“Could do that, as long as we use their own horses,” I said. “Powerful hot for thrashing.”

“Drownin’ would be cool on a hot day,” said Bass. “We could drown ‘em.”

“We could do that. How’s that sound, fellers?” I said to our grumbling captives. “You want drug or shot? Relish a dip? Thrashing is an option, but as mouthy as you all are, I’d probably get irritated and shoot you anyway.”

“You know, taking a dip does sound inviting,” said Bass.

“You’re all going swimming while we’re tied up and suffering this way?” said Eldon.

“Why not? Can you think of a better way to pass time?” said Bass. “It’s a hot one out, but you boys got it cool there in the shade.”

“We could just leave them tied up there, leave them to the fates of the prairie, like they was set to do to you,” said Britt. ‘Someone will show up, two legged, four legged, or feathered. But someone will.”

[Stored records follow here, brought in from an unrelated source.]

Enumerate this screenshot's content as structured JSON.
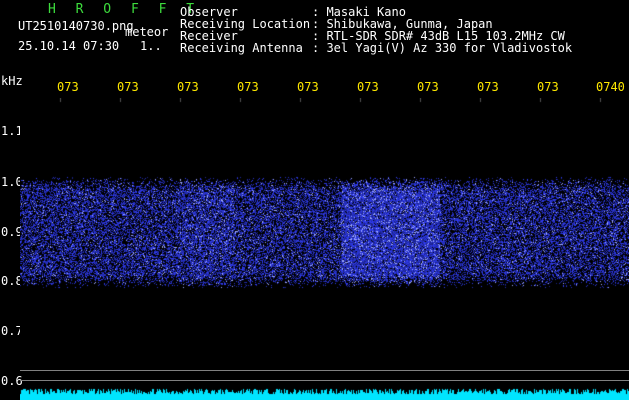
{
  "header": {
    "title": "H R O F F T",
    "filename": "UT2510140730.png",
    "mode": "meteor",
    "datetime": "25.10.14 07:30",
    "page": "1..",
    "fields": [
      {
        "label": "Observer",
        "value": ": Masaki Kano"
      },
      {
        "label": "Receiving Location",
        "value": ": Shibukawa, Gunma, Japan"
      },
      {
        "label": "Receiver",
        "value": ": RTL-SDR SDR# 43dB L15 103.2MHz CW"
      },
      {
        "label": "Receiving Antenna",
        "value": ": 3el Yagi(V) Az 330 for Vladivostok"
      }
    ]
  },
  "time_axis": {
    "labels": [
      "073",
      "073",
      "073",
      "073",
      "073",
      "073",
      "073",
      "073",
      "073",
      "0740"
    ]
  },
  "freq_axis": {
    "unit": "kHz",
    "labels": [
      "1.1",
      "1.0",
      "0.9",
      "0.8",
      "0.7",
      "0.6"
    ]
  },
  "colors": {
    "background": "#000000",
    "title": "#3ddc3d",
    "tick": "#ffe800",
    "signal": "#2a35ff",
    "noise": "#00e5ff"
  }
}
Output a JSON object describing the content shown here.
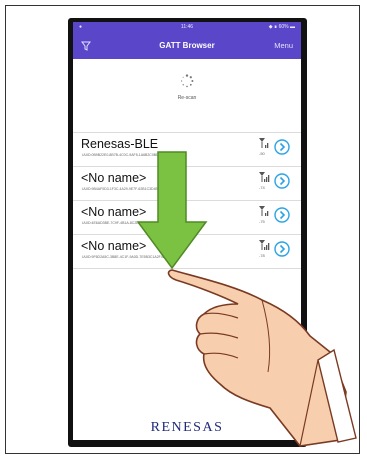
{
  "status_bar": {
    "carrier": "●",
    "time": "11:46",
    "battery": "◆ ∎ 60% ▬"
  },
  "nav": {
    "title": "GATT Browser",
    "menu_label": "Menu"
  },
  "rescan": {
    "label": "Re-scan"
  },
  "devices": [
    {
      "name": "Renesas-BLE",
      "uuid": "UUID:0B9B22E0-8B7B-4C0C-9AF5-1A6B2C0BDED0F5",
      "rssi": "-50"
    },
    {
      "name": "<No name>",
      "uuid": "UUID:9B4AF0D3-1F3C-4A29-9E7F-62B1C3D4E5F60B",
      "rssi": "-74"
    },
    {
      "name": "<No name>",
      "uuid": "UUID:4E6AD3BE-7C9F-4B1A-8C2D-1E3F5A7B9C0DAF0",
      "rssi": "-75"
    },
    {
      "name": "<No name>",
      "uuid": "UUID:9F6D2A5C-3B8E-4C1F-9A0D-7E5B3C1A2F4D6B8",
      "rssi": "-78"
    }
  ],
  "footer": {
    "brand": "RENESAS"
  },
  "colors": {
    "nav_bar": "#5a46c8",
    "info_button": "#2aa3e6",
    "arrow": "#7cc242"
  }
}
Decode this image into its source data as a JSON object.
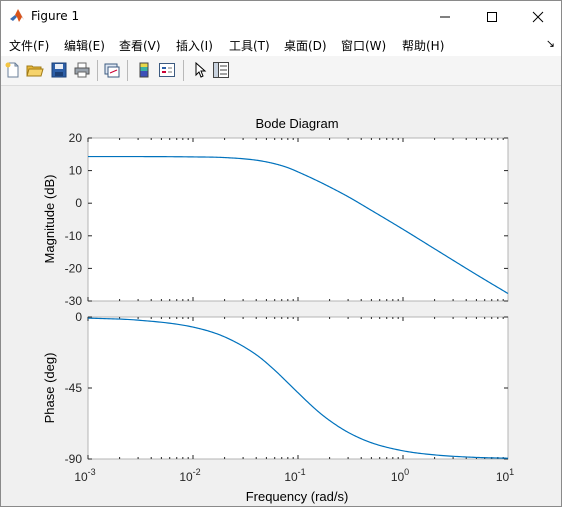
{
  "window": {
    "title": "Figure 1"
  },
  "menu": [
    "文件(F)",
    "编辑(E)",
    "查看(V)",
    "插入(I)",
    "工具(T)",
    "桌面(D)",
    "窗口(W)",
    "帮助(H)"
  ],
  "toolbar": {
    "buttons": [
      "new-figure",
      "open-file",
      "save",
      "print",
      "link-plot",
      "insert-colorbar",
      "insert-legend",
      "edit-plot",
      "property-inspector"
    ]
  },
  "colors": {
    "line": "#0072bd",
    "axes_bg": "#ffffff",
    "figure_bg": "#f0f0f0"
  },
  "chart_data": [
    {
      "type": "line",
      "title": "Bode Diagram",
      "xlabel": "",
      "ylabel": "Magnitude (dB)",
      "xscale": "log",
      "xlim": [
        0.001,
        10
      ],
      "ylim": [
        -30,
        20
      ],
      "yticks": [
        "20",
        "10",
        "0",
        "-10",
        "-20",
        "-30"
      ],
      "series": [
        {
          "x": [
            0.001,
            0.003,
            0.01,
            0.02,
            0.04,
            0.06,
            0.08,
            0.1,
            0.15,
            0.2,
            0.3,
            0.5,
            1,
            2,
            5,
            10
          ],
          "values": [
            14.3,
            14.3,
            14.2,
            14.0,
            13.2,
            12.1,
            10.9,
            9.6,
            7.0,
            5.0,
            2.0,
            -2.2,
            -8.0,
            -14.0,
            -21.9,
            -27.7
          ]
        }
      ]
    },
    {
      "type": "line",
      "xlabel": "Frequency  (rad/s)",
      "ylabel": "Phase (deg)",
      "xscale": "log",
      "xlim": [
        0.001,
        10
      ],
      "ylim": [
        -90,
        0
      ],
      "yticks": [
        "0",
        "-45",
        "-90"
      ],
      "xticks": [
        "-3",
        "-2",
        "-1",
        "0",
        "1"
      ],
      "series": [
        {
          "x": [
            0.001,
            0.003,
            0.01,
            0.02,
            0.04,
            0.06,
            0.08,
            0.1,
            0.15,
            0.2,
            0.3,
            0.5,
            1,
            2,
            5,
            10
          ],
          "values": [
            -0.7,
            -2.0,
            -6.4,
            -12.6,
            -23.9,
            -33.7,
            -41.7,
            -48.0,
            -59.0,
            -65.6,
            -73.1,
            -79.7,
            -84.8,
            -87.4,
            -89.0,
            -89.5
          ]
        }
      ]
    }
  ]
}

“You gonna leave us out here bleeding and all?” Gid said. “Comanches might show up.”

“You’re fretting over nothing, thinking way too far ahead,” said Bass. “It’ll be dark soon and the wolves will come. Could be a panther around. Thought I saw a track. The Comanche’s a good two day’s ride off. I suggest you stay real quiet.”

“Panthers?” gulped a young bandit. “You got no right to tie us up and leave us out here.”

“Banditry was always a gamble. That’s a chance you took when you decided to rob me. This is a mess of your own making,” I said, which only prompted a round of cussing.

“Where you figure those church boys learned all that bad talk?” Britt said.

“A mess like this, I probably should check with Charlie before we make any drastic decisions on the fate of these boys. I am in his employ, and his crew will be facing the ramifications here. I best not be making any ex parte rulings,” I said. “He plans to make this a regular trail and he’ll not want to be worried about a horde of vengeful Higbees each trip.”

“I’m agreeable,” said Britt. “You figure the herd’s seven days or so from the fort?”

“About that, I calculate,” I said.

“If you don’t mind, maybe we’ll ride along with you for a few days,” said Britt. “We need some time to ponder these new developments. Mutual defense is probably a good idea.”

“Sound reasoning,” I said.

“Our horses is played out, too,” said Bass. “You reckon Charlie can find us a couple cow ponies to ride for a few days, give ours a little respite?”

“He’d be happy to,” I said. “We lost a cowboy aways back. We got spare horses.”